Bag of supersized cotton bolls, check out at a beauty supplier I found mine at Sallys.
Brown paper bag
Large pine cones
Hot glue gun
Brown leaves, or small leaves and brown paint and beige paint.
This project takes two evenings One for the preparation and then an hour or so to put them together.
Make the Cotton Bolls
Making the cotton boll pods consists of three stages.
Create the Cotton Centers
Let’s start with the cotton balls. Take the extra large cotton balls and fluff them by pulling them apart a little bit. Wrap the cotton ball with the thread, hold the end of the thread and wrap the boll upwards and then sideways. This puts four sections in the cotton to mimic the natural shape. Glue the thread in the back. Make a pile of them and set aside, you will need approximately 10 for each branch depending on how large your branch is.
Break off the Pine Cone Scales
Prepare the pine cone scales keeping only the large scales. The smaller ones don’t simulate the cotton boll well enough. It’s much easier to snap off the scales from the underside of the cone. This particular large pine cone has large scones right to the bottom. Which is perfect. Other pine cones may have small tight scones at the bottom, if your pine cone is like that, take clippers and remove the bottom portion first, it makes the larger ones easier to take off. To remove them just grab one and snap it off. Set them aside. You will need four for each cotton boll pod.
Paper Bag Leaves
A real cotton boll pod as a light underside and a rough outer side. Cut a paper bag using the pattern provided. You will need one cut out for each cotton boll.
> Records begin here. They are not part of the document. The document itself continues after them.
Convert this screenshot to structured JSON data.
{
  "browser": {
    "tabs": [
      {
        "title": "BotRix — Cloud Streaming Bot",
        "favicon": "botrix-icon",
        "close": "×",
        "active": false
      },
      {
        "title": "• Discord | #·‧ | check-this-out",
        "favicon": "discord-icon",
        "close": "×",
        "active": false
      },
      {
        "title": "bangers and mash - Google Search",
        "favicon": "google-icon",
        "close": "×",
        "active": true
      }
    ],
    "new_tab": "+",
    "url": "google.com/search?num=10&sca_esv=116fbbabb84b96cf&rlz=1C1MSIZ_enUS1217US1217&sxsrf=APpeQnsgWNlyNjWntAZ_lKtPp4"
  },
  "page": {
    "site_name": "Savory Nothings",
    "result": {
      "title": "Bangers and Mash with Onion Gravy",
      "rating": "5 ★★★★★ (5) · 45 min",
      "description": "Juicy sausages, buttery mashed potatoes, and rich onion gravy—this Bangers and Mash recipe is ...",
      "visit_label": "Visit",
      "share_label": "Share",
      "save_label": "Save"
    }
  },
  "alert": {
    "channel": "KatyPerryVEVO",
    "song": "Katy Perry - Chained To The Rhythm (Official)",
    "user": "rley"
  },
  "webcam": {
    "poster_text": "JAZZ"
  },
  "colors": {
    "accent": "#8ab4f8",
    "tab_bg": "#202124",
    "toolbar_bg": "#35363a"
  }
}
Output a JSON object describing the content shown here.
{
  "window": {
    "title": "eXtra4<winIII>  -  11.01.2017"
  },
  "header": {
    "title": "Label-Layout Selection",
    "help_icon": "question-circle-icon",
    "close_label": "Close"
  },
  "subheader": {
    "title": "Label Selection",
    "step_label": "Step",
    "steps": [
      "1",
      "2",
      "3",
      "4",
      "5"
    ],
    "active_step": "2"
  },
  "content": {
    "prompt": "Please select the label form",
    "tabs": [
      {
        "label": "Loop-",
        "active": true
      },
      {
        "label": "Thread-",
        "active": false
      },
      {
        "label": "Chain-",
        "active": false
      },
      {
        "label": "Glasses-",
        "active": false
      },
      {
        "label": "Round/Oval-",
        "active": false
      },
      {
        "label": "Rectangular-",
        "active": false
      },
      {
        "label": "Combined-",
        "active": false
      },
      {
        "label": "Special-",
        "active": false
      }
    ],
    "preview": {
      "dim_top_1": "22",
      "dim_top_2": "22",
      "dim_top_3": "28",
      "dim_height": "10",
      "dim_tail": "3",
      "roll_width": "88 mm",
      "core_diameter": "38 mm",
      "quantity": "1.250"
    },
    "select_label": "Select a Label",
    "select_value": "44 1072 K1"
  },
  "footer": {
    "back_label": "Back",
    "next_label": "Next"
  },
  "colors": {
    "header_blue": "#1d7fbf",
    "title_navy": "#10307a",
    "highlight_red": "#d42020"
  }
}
Set aside.
Assemble the Cotton Bolls
Take one of the tied cotton bolls.
Form the paper cutout into a cupped shape Attach to the cotton boll with hot glue.
Glue one large pine cone stem on each side of the cotton boll, partially covering the brown paper. Set aside.
Make several more for each branch.
Here is one natural cotton boll, along two DIY ones. I think they look very similar.
Prepare the Leaves
When you look at the natural cotton boll the leaves are brown on one side and lighter brown on the other. I had a few dried leftover leaves but they weren’t enough of them so used some dollar store leftover green leaves and painted them light brown on one side and dark brown on the other. The painted ones take a bit longer, but you can’t beat free.
Make the Cotton Boll Stems
Take some small branches (about 18 inches), if you can’t find them locally you can use dried branches from the dollar store. The ones I used are natural aspen branches I gathered along the highway.
Take your mountain of DIY cotton pods and hot glue along the branches along the branches ever 4 to 6 inches. Glue the leaves along the branches somewhere the pods are and some more between them.
Making the Arrangement
My arrangement has about 1/2 purchased stems filled in with my DIY ones. Every year I add to it. Here is a close picture to show you how real the DIY stems look. The blue are the DIY ones and the pink are the purchased.
The easiest way I know of arranging flowers is using a flower frog, you can find them for less than $10 at antique stores. Here are three different size examples that I love using.
The next time you see one of these at an antique store I really recommend swooping one up. Not only do they make it super easy to arrange flowers evenly, but they also add much needed weight to the bottom of a tall floral arrangement.
In the meantime, until you find one, crisscross the top of your vase with tape. Place the tape as evenly as possible and then insert your branches.